Reproduce all the data verbatim.

== INPUT

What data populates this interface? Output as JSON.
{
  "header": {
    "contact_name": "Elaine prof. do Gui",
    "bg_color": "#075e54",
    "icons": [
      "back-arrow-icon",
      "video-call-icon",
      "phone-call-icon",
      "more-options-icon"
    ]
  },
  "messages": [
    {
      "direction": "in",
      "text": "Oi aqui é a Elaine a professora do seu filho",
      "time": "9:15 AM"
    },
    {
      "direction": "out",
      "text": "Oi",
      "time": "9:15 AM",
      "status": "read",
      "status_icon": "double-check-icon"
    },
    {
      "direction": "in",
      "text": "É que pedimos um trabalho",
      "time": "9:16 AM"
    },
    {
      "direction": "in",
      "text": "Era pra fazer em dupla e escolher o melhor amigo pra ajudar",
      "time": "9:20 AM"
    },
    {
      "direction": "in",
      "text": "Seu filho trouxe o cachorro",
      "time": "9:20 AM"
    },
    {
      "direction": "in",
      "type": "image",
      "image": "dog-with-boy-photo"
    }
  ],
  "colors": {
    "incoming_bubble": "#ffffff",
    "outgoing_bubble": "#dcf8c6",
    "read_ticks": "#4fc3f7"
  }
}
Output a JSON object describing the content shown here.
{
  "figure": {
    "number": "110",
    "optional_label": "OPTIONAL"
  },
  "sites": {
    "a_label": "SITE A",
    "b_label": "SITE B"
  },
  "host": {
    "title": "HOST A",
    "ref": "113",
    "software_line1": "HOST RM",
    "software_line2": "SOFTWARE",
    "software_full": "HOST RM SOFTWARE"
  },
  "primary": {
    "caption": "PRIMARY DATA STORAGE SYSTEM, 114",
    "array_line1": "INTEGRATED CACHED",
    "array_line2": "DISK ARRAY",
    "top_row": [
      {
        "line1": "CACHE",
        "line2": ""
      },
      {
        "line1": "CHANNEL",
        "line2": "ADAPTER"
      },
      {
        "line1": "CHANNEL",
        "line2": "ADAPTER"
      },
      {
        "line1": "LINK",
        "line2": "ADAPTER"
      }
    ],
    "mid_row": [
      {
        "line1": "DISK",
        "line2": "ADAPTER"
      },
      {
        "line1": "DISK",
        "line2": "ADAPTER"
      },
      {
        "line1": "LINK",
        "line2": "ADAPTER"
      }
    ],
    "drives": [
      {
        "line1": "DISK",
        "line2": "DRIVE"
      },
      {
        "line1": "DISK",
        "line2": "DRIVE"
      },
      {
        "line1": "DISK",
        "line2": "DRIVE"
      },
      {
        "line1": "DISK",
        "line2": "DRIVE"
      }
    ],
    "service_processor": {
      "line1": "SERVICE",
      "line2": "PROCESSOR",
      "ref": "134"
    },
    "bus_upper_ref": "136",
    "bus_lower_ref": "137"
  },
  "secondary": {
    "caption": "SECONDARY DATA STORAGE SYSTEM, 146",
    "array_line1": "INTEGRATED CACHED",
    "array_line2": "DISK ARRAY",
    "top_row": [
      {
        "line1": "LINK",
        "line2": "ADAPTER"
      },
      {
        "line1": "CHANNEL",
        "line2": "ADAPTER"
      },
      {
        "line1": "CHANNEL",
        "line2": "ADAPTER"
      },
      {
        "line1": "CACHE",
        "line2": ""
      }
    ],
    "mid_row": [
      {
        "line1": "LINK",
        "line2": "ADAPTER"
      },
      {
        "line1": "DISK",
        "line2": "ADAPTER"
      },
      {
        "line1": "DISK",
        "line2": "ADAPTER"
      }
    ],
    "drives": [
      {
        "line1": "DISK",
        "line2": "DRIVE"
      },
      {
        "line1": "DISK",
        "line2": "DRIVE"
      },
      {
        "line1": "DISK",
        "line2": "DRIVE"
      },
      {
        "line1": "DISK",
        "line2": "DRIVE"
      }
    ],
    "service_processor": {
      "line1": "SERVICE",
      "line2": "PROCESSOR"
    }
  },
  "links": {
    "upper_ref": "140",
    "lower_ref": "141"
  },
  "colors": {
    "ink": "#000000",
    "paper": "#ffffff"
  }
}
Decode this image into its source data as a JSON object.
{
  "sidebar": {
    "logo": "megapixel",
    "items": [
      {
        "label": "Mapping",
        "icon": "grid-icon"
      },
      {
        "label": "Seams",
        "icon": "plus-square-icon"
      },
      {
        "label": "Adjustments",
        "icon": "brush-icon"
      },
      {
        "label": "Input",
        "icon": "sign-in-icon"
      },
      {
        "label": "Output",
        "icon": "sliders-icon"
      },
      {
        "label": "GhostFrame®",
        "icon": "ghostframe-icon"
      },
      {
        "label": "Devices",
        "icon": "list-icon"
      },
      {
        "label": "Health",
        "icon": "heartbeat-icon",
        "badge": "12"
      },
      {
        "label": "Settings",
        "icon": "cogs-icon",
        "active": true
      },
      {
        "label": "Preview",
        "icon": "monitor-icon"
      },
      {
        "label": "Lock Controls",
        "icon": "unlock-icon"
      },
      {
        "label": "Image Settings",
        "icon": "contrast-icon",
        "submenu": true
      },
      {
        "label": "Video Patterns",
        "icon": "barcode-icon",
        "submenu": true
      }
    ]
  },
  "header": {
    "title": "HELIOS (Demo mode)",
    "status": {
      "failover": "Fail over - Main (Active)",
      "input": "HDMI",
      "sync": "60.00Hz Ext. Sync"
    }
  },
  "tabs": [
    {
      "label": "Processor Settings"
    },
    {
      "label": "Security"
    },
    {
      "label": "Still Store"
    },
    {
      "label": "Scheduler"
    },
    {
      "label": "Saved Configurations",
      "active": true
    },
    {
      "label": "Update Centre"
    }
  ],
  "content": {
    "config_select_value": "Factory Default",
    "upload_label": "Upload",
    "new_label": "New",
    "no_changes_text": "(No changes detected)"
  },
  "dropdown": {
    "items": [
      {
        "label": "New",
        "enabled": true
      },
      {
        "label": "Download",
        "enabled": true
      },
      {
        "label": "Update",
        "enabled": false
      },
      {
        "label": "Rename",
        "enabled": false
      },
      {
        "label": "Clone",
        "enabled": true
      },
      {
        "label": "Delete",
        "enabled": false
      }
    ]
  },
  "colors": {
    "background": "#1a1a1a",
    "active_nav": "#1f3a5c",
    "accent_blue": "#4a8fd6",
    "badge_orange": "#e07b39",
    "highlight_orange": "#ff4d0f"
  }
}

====

▶ [COMPLETED EXERCISE]
What data populates this interface? Output as JSON.
{
  "header": {
    "contact_name": "Elaine prof. do Gui",
    "bg_color": "#075e54",
    "icons": [
      "back-arrow-icon",
      "video-call-icon",
      "phone-call-icon",
      "more-options-icon"
    ]
  },
  "messages": [
    {
      "direction": "in",
      "text": "Oi aqui é a Elaine a professora do seu filho",
      "time": "9:15 AM"
    },
    {
      "direction": "out",
      "text": "Oi",
      "time": "9:15 AM",
      "status": "read",
      "status_icon": "double-check-icon"
    },
    {
      "direction": "in",
      "text": "É que pedimos um trabalho",
      "time": "9:16 AM"
    },
    {
      "direction": "in",
      "text": "Era pra fazer em dupla e escolher o melhor amigo pra ajudar",
      "time": "9:20 AM"
    },
    {
      "direction": "in",
      "text": "Seu filho trouxe o cachorro",
      "time": "9:20 AM"
    },
    {
      "direction": "in",
      "type": "image",
      "image": "dog-with-boy-photo"
    }
  ],
  "colors": {
    "incoming_bubble": "#ffffff",
    "outgoing_bubble": "#dcf8c6",
    "read_ticks": "#4fc3f7"
  }
}
Output a JSON object describing the content shown here.
{
  "figure": {
    "number": "110",
    "optional_label": "OPTIONAL"
  },
  "sites": {
    "a_label": "SITE A",
    "b_label": "SITE B"
  },
  "host": {
    "title": "HOST A",
    "ref": "113",
    "software_line1": "HOST RM",
    "software_line2": "SOFTWARE",
    "software_full": "HOST RM SOFTWARE"
  },
  "primary": {
    "caption": "PRIMARY DATA STORAGE SYSTEM, 114",
    "array_line1": "INTEGRATED CACHED",
    "array_line2": "DISK ARRAY",
    "top_row": [
      {
        "line1": "CACHE",
        "line2": ""
      },
      {
        "line1": "CHANNEL",
        "line2": "ADAPTER"
      },
      {
        "line1": "CHANNEL",
        "line2": "ADAPTER"
      },
      {
        "line1": "LINK",
        "line2": "ADAPTER"
      }
    ],
    "mid_row": [
      {
        "line1": "DISK",
        "line2": "ADAPTER"
      },
      {
        "line1": "DISK",
        "line2": "ADAPTER"
      },
      {
        "line1": "LINK",
        "line2": "ADAPTER"
      }
    ],
    "drives": [
      {
        "line1": "DISK",
        "line2": "DRIVE"
      },
      {
        "line1": "DISK",
        "line2": "DRIVE"
      },
      {
        "line1": "DISK",
        "line2": "DRIVE"
      },
      {
        "line1": "DISK",
        "line2": "DRIVE"
      }
    ],
    "service_processor": {
      "line1": "SERVICE",
      "line2": "PROCESSOR",
      "ref": "134"
    },
    "bus_upper_ref": "136",
    "bus_lower_ref": "137"
  },
  "secondary": {
    "caption": "SECONDARY DATA STORAGE SYSTEM, 146",
    "array_line1": "INTEGRATED CACHED",
    "array_line2": "DISK ARRAY",
    "top_row": [
      {
        "line1": "LINK",
        "line2": "ADAPTER"
      },
      {
        "line1": "CHANNEL",
        "line2": "ADAPTER"
      },
      {
        "line1": "CHANNEL",
        "line2": "ADAPTER"
      },
      {
        "line1": "CACHE",
        "line2": ""
      }
    ],
    "mid_row": [
      {
        "line1": "LINK",
        "line2": "ADAPTER"
      },
      {
        "line1": "DISK",
        "line2": "ADAPTER"
      },
      {
        "line1": "DISK",
        "line2": "ADAPTER"
      }
    ],
    "drives": [
      {
        "line1": "DISK",
        "line2": "DRIVE"
      },
      {
        "line1": "DISK",
        "line2": "DRIVE"
      },
      {
        "line1": "DISK",
        "line2": "DRIVE"
      },
      {
        "line1": "DISK",
        "line2": "DRIVE"
      }
    ],
    "service_processor": {
      "line1": "SERVICE",
      "line2": "PROCESSOR"
    }
  },
  "links": {
    "upper_ref": "140",
    "lower_ref": "141"
  },
  "colors": {
    "ink": "#000000",
    "paper": "#ffffff"
  }
}
Decode this image into its source data as a JSON object.
{
  "sidebar": {
    "logo": "megapixel",
    "items": [
      {
        "label": "Mapping",
        "icon": "grid-icon"
      },
      {
        "label": "Seams",
        "icon": "plus-square-icon"
      },
      {
        "label": "Adjustments",
        "icon": "brush-icon"
      },
      {
        "label": "Input",
        "icon": "sign-in-icon"
      },
      {
        "label": "Output",
        "icon": "sliders-icon"
      },
      {
        "label": "GhostFrame®",
        "icon": "ghostframe-icon"
      },
      {
        "label": "Devices",
        "icon": "list-icon"
      },
      {
        "label": "Health",
        "icon": "heartbeat-icon",
        "badge": "12"
      },
      {
        "label": "Settings",
        "icon": "cogs-icon",
        "active": true
      },
      {
        "label": "Preview",
        "icon": "monitor-icon"
      },
      {
        "label": "Lock Controls",
        "icon": "unlock-icon"
      },
      {
        "label": "Image Settings",
        "icon": "contrast-icon",
        "submenu": true
      },
      {
        "label": "Video Patterns",
        "icon": "barcode-icon",
        "submenu": true
      }
    ]
  },
  "header": {
    "title": "HELIOS (Demo mode)",
    "status": {
      "failover": "Fail over - Main (Active)",
      "input": "HDMI",
      "sync": "60.00Hz Ext. Sync"
    }
  },
  "tabs": [
    {
      "label": "Processor Settings"
    },
    {
      "label": "Security"
    },
    {
      "label": "Still Store"
    },
    {
      "label": "Scheduler"
    },
    {
      "label": "Saved Configurations",
      "active": true
    },
    {
      "label": "Update Centre"
    }
  ],
  "content": {
    "config_select_value": "Factory Default",
    "upload_label": "Upload",
    "new_label": "New",
    "no_changes_text": "(No changes detected)"
  },
  "dropdown": {
    "items": [
      {
        "label": "New",
        "enabled": true
      },
      {
        "label": "Download",
        "enabled": true
      },
      {
        "label": "Update",
        "enabled": false
      },
      {
        "label": "Rename",
        "enabled": false
      },
      {
        "label": "Clone",
        "enabled": true
      },
      {
        "label": "Delete",
        "enabled": false
      }
    ]
  },
  "colors": {
    "background": "#1a1a1a",
    "active_nav": "#1f3a5c",
    "accent_blue": "#4a8fd6",
    "badge_orange": "#e07b39",
    "highlight_orange": "#ff4d0f"
  }
}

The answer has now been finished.